(Excerpts from an interface dataset)
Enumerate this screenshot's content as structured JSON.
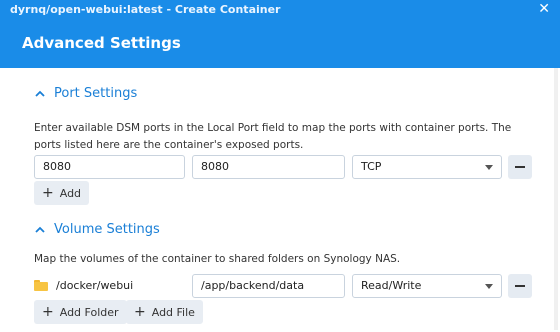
{
  "window": {
    "title": "dyrnq/open-webui:latest - Create Container"
  },
  "page": {
    "heading": "Advanced Settings"
  },
  "port_settings": {
    "label": "Port Settings",
    "description": "Enter available DSM ports in the Local Port field to map the ports with container ports. The ports listed here are the container's exposed ports.",
    "rows": [
      {
        "local_port": "8080",
        "container_port": "8080",
        "protocol": "TCP"
      }
    ],
    "add_label": "Add"
  },
  "volume_settings": {
    "label": "Volume Settings",
    "description": "Map the volumes of the container to shared folders on Synology NAS.",
    "rows": [
      {
        "folder": "/docker/webui",
        "mount_path": "/app/backend/data",
        "mode": "Read/Write"
      }
    ],
    "add_folder_label": "Add Folder",
    "add_file_label": "Add File"
  },
  "colors": {
    "header": "#1a8ce8",
    "accent": "#1a7fd6"
  }
}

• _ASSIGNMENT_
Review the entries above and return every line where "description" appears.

• _RESPONSE_
    "description": "Enter available DSM ports in the Local Port field to map the ports with container ports. The ports listed here are the container's exposed ports.",
    "description": "Map the volumes of the container to shared folders on Synology NAS.",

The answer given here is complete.